• _WORK INSTRUCTIONS_:
Pick out and copy every line below that has the word "this".
-- EXERCISE MATERIALS follows --
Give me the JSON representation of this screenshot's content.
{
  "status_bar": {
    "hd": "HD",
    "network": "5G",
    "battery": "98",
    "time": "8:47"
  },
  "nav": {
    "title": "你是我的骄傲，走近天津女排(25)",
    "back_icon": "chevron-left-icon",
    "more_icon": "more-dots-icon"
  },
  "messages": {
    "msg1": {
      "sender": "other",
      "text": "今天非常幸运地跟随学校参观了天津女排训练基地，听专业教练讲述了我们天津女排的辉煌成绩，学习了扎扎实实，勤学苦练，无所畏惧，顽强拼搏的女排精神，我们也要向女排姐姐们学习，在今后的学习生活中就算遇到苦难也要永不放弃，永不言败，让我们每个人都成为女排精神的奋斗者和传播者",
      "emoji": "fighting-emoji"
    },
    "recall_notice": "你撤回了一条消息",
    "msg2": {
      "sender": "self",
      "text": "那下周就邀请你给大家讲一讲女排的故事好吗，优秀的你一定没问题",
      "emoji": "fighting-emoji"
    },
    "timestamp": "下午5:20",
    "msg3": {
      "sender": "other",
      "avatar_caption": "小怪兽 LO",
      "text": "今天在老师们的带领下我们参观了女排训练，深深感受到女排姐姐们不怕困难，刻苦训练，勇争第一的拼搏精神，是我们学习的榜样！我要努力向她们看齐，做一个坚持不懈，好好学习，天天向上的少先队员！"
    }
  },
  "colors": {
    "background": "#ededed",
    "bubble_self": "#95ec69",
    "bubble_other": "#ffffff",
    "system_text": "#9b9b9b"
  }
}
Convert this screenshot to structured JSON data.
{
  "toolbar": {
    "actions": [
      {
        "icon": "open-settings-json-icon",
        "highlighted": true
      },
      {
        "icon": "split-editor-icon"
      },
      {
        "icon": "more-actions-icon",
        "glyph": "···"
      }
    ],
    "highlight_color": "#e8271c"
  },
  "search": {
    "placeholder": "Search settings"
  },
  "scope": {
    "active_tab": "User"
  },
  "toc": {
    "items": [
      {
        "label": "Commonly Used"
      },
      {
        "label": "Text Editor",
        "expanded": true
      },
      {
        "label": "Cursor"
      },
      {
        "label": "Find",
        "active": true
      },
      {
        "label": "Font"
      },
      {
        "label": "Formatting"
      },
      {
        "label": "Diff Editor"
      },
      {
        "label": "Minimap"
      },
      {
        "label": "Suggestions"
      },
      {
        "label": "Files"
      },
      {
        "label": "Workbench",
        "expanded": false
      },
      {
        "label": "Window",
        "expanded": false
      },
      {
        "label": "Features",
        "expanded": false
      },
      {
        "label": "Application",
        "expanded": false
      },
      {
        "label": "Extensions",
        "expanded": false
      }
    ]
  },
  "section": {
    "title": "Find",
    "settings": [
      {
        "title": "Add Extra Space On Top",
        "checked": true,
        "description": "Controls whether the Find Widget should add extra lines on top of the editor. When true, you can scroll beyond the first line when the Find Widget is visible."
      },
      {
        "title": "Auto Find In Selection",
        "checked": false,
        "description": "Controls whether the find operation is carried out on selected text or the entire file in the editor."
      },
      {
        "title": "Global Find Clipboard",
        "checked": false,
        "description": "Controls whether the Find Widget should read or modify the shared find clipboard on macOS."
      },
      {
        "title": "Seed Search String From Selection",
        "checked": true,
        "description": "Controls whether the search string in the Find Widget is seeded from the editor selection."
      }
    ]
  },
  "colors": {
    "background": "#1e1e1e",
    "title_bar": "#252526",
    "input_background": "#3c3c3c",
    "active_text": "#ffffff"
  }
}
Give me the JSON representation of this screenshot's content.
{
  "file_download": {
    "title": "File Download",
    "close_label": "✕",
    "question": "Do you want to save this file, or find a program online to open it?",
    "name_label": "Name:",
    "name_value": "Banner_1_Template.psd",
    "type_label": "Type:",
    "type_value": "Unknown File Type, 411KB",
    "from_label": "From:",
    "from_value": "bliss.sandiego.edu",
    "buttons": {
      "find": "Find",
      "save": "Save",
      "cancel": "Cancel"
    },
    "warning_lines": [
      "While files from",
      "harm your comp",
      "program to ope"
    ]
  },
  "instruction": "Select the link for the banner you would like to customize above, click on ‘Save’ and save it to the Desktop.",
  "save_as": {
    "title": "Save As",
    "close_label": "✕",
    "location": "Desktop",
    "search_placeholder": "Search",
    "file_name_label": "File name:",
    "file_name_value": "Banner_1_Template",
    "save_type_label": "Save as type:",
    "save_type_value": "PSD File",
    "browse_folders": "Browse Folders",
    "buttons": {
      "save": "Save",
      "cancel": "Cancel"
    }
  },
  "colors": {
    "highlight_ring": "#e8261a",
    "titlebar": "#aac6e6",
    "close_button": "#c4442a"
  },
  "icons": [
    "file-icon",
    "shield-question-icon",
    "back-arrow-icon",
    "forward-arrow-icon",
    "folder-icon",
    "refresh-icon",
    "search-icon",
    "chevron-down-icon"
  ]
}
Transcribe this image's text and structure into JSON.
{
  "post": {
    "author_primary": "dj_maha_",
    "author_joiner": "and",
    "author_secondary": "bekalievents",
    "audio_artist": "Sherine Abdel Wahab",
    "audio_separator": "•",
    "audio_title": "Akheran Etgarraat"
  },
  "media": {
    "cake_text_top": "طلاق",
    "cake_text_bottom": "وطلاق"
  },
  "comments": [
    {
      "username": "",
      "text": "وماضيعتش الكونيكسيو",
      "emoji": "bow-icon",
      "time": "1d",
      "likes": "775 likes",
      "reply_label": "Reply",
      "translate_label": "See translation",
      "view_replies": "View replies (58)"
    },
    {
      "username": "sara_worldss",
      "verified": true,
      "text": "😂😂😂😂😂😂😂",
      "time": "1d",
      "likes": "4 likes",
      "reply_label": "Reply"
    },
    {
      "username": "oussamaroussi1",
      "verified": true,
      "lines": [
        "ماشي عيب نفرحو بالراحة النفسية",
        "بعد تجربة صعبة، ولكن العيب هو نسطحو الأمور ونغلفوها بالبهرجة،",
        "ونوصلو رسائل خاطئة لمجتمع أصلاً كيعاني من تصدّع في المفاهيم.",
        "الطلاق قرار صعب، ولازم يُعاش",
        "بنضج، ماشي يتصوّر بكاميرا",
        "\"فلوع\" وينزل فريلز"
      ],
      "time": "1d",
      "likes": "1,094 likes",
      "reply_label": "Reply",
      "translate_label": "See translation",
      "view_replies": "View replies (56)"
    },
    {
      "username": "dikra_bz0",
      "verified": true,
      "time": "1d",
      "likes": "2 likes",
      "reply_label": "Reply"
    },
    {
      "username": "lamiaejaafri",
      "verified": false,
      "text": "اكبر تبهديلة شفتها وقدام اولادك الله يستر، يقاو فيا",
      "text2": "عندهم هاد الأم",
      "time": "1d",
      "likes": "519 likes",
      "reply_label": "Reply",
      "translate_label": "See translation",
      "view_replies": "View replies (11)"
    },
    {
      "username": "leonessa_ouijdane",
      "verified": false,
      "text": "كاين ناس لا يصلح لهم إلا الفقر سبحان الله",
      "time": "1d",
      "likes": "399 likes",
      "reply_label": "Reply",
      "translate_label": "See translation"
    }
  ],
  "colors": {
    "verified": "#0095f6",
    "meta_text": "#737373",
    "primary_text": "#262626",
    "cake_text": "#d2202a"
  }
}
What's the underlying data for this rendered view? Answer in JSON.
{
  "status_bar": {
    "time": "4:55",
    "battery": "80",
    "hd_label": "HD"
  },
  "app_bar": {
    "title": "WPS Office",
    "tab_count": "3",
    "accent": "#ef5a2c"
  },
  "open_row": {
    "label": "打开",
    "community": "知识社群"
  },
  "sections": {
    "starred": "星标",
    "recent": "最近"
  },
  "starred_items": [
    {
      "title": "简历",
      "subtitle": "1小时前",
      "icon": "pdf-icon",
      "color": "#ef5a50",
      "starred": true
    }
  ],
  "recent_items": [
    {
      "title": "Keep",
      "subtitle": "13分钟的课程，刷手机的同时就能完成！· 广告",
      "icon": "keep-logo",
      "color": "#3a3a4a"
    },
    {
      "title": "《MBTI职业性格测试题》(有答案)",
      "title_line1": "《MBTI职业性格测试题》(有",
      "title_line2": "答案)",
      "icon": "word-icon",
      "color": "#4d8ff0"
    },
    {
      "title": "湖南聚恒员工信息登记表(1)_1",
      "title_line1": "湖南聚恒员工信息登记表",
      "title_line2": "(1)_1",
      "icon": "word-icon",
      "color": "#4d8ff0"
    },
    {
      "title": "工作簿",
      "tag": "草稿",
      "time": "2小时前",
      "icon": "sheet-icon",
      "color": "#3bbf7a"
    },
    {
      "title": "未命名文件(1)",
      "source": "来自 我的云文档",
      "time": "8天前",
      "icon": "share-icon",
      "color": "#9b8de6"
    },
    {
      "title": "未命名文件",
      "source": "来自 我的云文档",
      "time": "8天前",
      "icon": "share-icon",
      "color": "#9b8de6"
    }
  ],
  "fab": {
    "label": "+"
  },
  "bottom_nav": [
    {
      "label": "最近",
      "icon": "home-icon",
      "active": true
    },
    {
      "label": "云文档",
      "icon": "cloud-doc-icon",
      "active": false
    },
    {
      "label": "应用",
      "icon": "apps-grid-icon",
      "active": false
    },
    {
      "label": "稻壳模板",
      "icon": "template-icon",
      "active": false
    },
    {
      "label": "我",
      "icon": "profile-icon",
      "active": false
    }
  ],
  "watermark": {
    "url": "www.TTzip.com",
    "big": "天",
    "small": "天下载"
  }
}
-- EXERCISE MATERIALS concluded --
• _TASK RESPONSE_:
Give me the JSON representation of this screenshot's content.
Convert this screenshot to structured JSON data.
Give me the JSON representation of this screenshot's content.
    "question": "Do you want to save this file, or find a program online to open it?",
Transcribe this image's text and structure into JSON.
What's the underlying data for this rendered view? Answer in JSON.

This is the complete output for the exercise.